Considering the entries that follow, report how many lines include the string "JSON", giving the number alone.

** Opening Records supplied block **

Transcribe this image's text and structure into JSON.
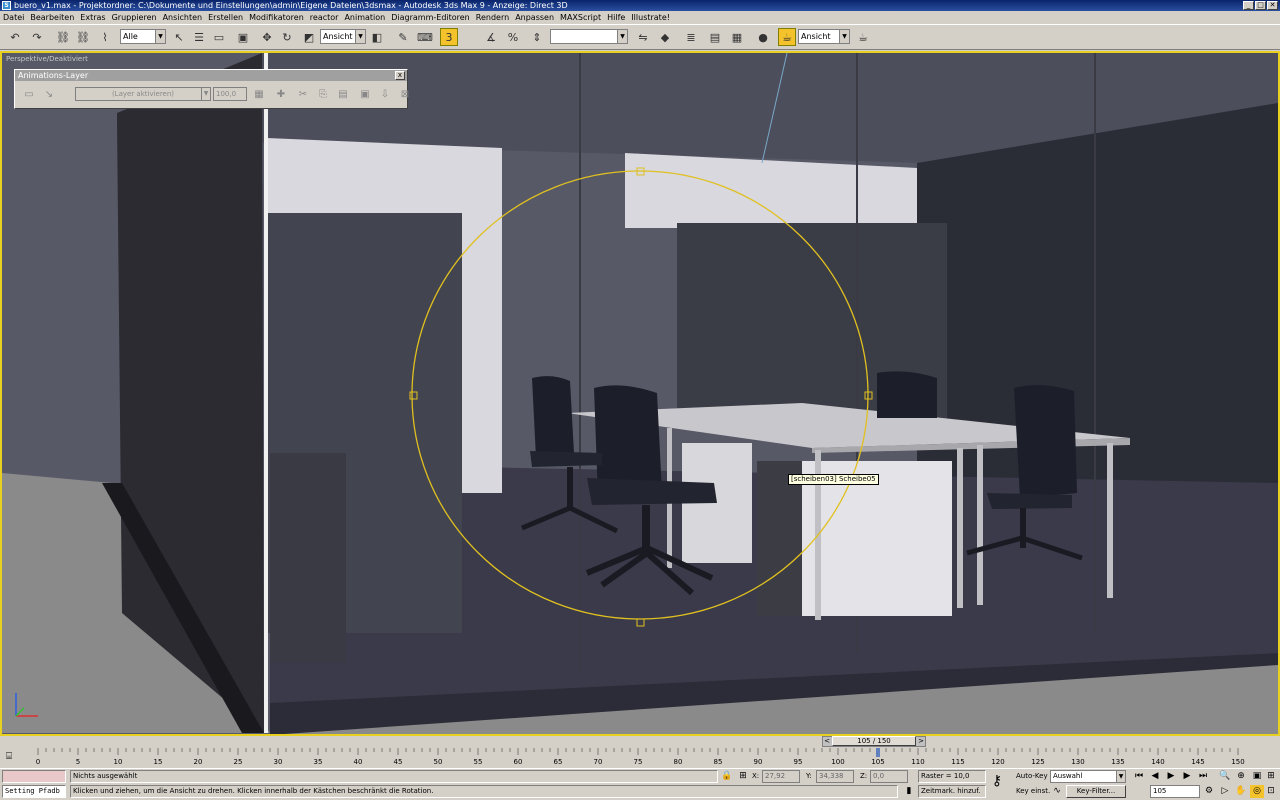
{
  "window": {
    "title": "buero_v1.max    - Projektordner: C:\\Dokumente und Einstellungen\\admin\\Eigene Dateien\\3dsmax     -     Autodesk 3ds Max 9     -   Anzeige: Direct 3D",
    "controls": [
      "_",
      "□",
      "✕"
    ]
  },
  "menu": [
    "Datei",
    "Bearbeiten",
    "Extras",
    "Gruppieren",
    "Ansichten",
    "Erstellen",
    "Modifikatoren",
    "reactor",
    "Animation",
    "Diagramm-Editoren",
    "Rendern",
    "Anpassen",
    "MAXScript",
    "Hilfe",
    "Illustrate!"
  ],
  "toolbar": {
    "selection_filter": "Alle",
    "ref_coord": "Ansicht",
    "named_selection": "",
    "render_view": "Ansicht"
  },
  "viewport": {
    "label": "Perspektive/Deaktiviert",
    "object_tooltip": "[scheiben03] Scheibe05",
    "border_color": "#e8d020",
    "gizmo_color": "#e0c020"
  },
  "anim_layer_dialog": {
    "title": "Animations-Layer",
    "close": "x",
    "layer_combo": "(Layer aktivieren)",
    "weight": "100,0"
  },
  "time_slider": {
    "frame_display": "105 / 150",
    "prev": "<",
    "next": ">"
  },
  "trackbar": {
    "ticks": [
      "0",
      "5",
      "10",
      "15",
      "20",
      "25",
      "30",
      "35",
      "40",
      "45",
      "50",
      "55",
      "60",
      "65",
      "70",
      "75",
      "80",
      "85",
      "90",
      "95",
      "100",
      "105",
      "110",
      "115",
      "120",
      "125",
      "130",
      "135",
      "140",
      "145",
      "150"
    ],
    "current_frame": 105,
    "total_frames": 150
  },
  "status": {
    "maxscript_listener": "",
    "script_line": "Setting Pfadb",
    "selection_info": "Nichts ausgewählt",
    "prompt": "Klicken und ziehen, um die Ansicht zu drehen. Klicken innerhalb der Kästchen beschränkt die Rotation.",
    "x_label": "X:",
    "x_value": "27,92",
    "y_label": "Y:",
    "y_value": "34,338",
    "z_label": "Z:",
    "z_value": "0,0",
    "grid": "Raster = 10,0",
    "add_time_tag": "Zeitmark. hinzuf.",
    "auto_key": "Auto-Key",
    "set_key": "Key einst.",
    "key_mode": "Auswahl",
    "key_filters": "Key-Filter...",
    "current_frame": "105"
  }
}
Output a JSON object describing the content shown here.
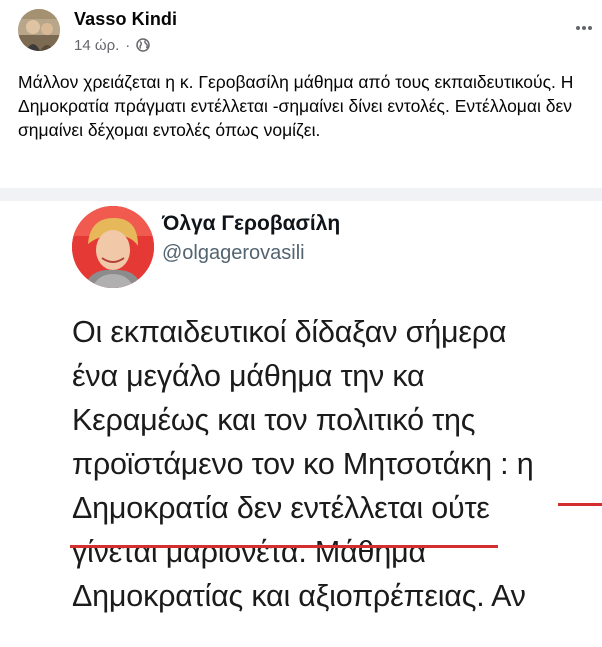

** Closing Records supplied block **

## Response to the task:
2